Another stunning day in the lakes and remembered to put enough suncream on this time. Karen, Ray and Gary came along to join Dave and I. We decided to meet at 8.30 to avoid the crowds. Though we hardly saw anyone on the hills despite the good weather and bank holiday.
The route was up to Birkhouse moor, then past Red Tarn onto Catstye cam. I’d forgotten what a drag up Birkhouse moor was. I just plodded my legs cursing me for putting them through more. After a busy running week and 2 previous days on the fells they were tired. After this walk, that will be it for my hills fix until after I’ve completed the Brathay Marathon. I’m very conscious not to injure myself after doing that last year before the London marathon.
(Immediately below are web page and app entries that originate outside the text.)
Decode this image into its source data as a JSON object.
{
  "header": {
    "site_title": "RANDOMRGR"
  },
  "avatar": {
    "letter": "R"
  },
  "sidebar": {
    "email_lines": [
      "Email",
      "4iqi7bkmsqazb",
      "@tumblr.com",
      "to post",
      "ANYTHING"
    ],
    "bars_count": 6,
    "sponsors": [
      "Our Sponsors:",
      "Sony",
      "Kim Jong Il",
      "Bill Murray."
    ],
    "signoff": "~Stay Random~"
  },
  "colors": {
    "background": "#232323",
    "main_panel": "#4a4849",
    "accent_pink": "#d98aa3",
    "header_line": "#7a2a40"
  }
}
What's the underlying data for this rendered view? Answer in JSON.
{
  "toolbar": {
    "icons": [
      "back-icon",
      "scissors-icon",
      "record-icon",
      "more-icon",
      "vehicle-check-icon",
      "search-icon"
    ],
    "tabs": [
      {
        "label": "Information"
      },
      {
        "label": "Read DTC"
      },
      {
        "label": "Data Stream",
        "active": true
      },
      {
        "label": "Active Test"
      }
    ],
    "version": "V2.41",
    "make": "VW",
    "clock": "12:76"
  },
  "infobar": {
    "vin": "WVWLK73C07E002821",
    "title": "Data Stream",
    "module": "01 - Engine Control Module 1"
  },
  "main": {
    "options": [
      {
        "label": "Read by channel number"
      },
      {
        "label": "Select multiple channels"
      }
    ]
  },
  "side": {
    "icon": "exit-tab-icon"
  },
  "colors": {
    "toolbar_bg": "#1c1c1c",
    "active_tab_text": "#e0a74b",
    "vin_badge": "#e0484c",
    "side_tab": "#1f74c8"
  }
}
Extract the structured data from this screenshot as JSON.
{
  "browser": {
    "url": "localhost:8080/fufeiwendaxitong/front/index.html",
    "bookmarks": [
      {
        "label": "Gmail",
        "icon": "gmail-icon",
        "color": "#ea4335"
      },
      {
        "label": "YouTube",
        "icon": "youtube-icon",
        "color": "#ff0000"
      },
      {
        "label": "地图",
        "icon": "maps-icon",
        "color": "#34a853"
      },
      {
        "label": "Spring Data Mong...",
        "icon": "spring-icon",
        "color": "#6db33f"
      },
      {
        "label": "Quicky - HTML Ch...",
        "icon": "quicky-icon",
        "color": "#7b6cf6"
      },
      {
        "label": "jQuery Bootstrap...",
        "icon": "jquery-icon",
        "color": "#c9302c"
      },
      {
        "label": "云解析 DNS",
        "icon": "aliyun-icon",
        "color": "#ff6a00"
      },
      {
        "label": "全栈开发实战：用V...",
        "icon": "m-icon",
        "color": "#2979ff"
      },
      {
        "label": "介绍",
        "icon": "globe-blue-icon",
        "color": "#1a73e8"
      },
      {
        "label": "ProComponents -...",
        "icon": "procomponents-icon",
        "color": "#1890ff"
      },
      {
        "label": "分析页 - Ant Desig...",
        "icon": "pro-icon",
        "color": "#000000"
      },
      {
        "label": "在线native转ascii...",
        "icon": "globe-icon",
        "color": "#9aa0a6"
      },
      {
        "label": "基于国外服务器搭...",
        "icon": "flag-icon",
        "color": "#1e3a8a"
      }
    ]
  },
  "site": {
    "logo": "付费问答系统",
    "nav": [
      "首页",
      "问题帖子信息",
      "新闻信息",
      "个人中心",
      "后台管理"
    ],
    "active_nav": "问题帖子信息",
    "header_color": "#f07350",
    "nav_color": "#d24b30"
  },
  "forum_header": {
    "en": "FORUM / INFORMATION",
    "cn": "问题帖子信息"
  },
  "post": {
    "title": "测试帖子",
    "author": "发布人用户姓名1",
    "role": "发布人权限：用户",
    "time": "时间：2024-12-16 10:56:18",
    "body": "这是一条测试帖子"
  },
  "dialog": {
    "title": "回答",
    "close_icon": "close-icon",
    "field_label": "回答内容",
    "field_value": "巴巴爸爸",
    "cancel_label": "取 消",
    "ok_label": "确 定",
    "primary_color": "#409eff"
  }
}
With lots of view stops and having stunning views of Ullswater and then views of Catstye cam. Soon the summit of Birkhouse moor was in sight. Though this pictures are of the summit before the the actual spot height summit.
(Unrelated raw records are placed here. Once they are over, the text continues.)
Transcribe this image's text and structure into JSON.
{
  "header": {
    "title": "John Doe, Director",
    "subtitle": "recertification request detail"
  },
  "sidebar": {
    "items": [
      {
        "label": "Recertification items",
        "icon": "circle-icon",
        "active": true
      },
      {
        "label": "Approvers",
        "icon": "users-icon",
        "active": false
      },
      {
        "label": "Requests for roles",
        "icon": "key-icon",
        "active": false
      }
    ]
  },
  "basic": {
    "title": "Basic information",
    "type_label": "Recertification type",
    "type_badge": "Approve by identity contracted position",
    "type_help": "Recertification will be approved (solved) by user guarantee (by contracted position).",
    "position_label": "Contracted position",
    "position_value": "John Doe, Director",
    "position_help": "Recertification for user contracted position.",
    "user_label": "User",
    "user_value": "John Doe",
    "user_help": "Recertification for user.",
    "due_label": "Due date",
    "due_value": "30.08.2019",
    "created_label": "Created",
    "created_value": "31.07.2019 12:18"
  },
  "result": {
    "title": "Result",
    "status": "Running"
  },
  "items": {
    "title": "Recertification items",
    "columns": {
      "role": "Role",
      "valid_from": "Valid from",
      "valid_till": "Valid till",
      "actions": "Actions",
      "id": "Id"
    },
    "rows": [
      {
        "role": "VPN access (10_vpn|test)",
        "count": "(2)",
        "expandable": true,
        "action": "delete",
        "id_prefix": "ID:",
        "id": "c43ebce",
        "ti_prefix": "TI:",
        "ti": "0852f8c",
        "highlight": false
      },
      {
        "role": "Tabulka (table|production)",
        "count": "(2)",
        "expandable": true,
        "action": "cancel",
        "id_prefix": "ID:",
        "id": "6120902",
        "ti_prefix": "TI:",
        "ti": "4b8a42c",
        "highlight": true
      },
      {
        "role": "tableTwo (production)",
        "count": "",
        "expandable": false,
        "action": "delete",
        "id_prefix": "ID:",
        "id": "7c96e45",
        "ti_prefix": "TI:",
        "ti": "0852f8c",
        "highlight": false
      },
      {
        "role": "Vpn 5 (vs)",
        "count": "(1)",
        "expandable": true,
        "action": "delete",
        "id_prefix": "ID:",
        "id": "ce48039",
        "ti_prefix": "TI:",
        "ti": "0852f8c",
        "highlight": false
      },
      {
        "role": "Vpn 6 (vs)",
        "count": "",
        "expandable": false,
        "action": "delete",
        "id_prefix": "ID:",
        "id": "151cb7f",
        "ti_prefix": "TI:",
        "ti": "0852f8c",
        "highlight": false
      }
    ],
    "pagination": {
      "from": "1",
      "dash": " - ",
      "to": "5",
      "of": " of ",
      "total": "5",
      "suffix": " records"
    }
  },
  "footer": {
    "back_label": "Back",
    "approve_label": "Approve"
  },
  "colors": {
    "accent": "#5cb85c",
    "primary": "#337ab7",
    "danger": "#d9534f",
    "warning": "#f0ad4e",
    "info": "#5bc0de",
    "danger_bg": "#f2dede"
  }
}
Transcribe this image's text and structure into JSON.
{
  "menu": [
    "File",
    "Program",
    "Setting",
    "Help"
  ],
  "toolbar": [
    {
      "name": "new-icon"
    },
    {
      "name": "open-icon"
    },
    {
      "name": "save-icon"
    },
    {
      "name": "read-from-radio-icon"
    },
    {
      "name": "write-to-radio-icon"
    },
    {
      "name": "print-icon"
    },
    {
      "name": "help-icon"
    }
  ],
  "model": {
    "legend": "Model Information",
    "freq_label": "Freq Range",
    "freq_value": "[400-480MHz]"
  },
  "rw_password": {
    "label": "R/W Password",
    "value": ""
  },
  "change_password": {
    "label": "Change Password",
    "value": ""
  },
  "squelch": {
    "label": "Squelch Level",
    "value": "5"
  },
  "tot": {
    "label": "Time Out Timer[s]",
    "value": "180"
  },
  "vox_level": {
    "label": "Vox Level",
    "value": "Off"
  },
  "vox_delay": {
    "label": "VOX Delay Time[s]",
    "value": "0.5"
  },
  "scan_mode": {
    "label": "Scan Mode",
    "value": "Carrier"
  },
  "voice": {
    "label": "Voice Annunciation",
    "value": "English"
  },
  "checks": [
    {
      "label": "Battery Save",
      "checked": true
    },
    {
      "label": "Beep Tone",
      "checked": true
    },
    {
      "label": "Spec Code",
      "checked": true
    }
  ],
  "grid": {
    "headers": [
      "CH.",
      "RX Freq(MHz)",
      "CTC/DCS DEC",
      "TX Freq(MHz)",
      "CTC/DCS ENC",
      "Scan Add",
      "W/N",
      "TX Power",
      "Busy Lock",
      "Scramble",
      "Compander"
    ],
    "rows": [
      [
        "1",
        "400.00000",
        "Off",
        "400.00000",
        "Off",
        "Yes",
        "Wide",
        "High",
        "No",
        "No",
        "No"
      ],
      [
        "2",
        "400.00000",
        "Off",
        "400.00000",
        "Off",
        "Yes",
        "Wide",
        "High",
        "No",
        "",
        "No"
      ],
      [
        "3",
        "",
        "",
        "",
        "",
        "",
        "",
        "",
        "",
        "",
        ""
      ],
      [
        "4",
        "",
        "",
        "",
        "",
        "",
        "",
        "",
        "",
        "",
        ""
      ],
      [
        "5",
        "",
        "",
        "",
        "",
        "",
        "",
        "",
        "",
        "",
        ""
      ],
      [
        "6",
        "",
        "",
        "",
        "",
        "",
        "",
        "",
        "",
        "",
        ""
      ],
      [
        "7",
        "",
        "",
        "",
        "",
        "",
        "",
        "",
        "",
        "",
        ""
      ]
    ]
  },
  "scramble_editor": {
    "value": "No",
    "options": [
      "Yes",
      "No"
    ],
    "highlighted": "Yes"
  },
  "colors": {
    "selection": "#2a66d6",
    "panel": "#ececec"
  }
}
From here as for most of the walk up Catstye cam was dominant in sight.
As Wainwright said “If Catstycam stood alone, remote from its fellows, it would be one of the finest peaks in Lakeland. It has nearly, but not quite, the perfect mountain form with true simplicity in its soaring lines, and a small pointed top, a real summit that falls away on all sides”.
We decided to have a break at Red Tarn. It was lovely sat in the sun having brownies with a fantastic view of Striding edge, Helvellyn and Swirral edge. It allowed Holly aka “the beast” to have a swim. She is such a good walking dog.
As we set off, fuelled with brownies, the wind was started to get up. So we put extra layers on for the ascent. It was quite an easy steady ascent. In my head I was thinking why did we not do this whilst up last time. It’s literally a 10 minute diversion.
Looking back to Helvellyn and was amazed that more people were not on the hills. Not that we were complaining as nice to have them to ourselves!
The summit, at 890m it’s the third highest in the Eastern fells. My 143rd wainwright and the final one to complete the Eastern fells book. It was incredibly windy on the top. So after brief pictures and we were off.
From here we descended down Red tarn beck past the disused mine.
As we were walking down we spotted a man walking up in just a pair of shorts and a rucksack. Karen and I were giggling “look at him what a numpty going up in just that”. As he got closer the man stopped in front of me and smiled. The penny dropped and then I recognised who it was. Alan Hinkes, The first Briton to climb all of the world’s 8000m mountains. He was off up Helvellyn via the edges. After introducing him to the group and a chat we said our goodbyes.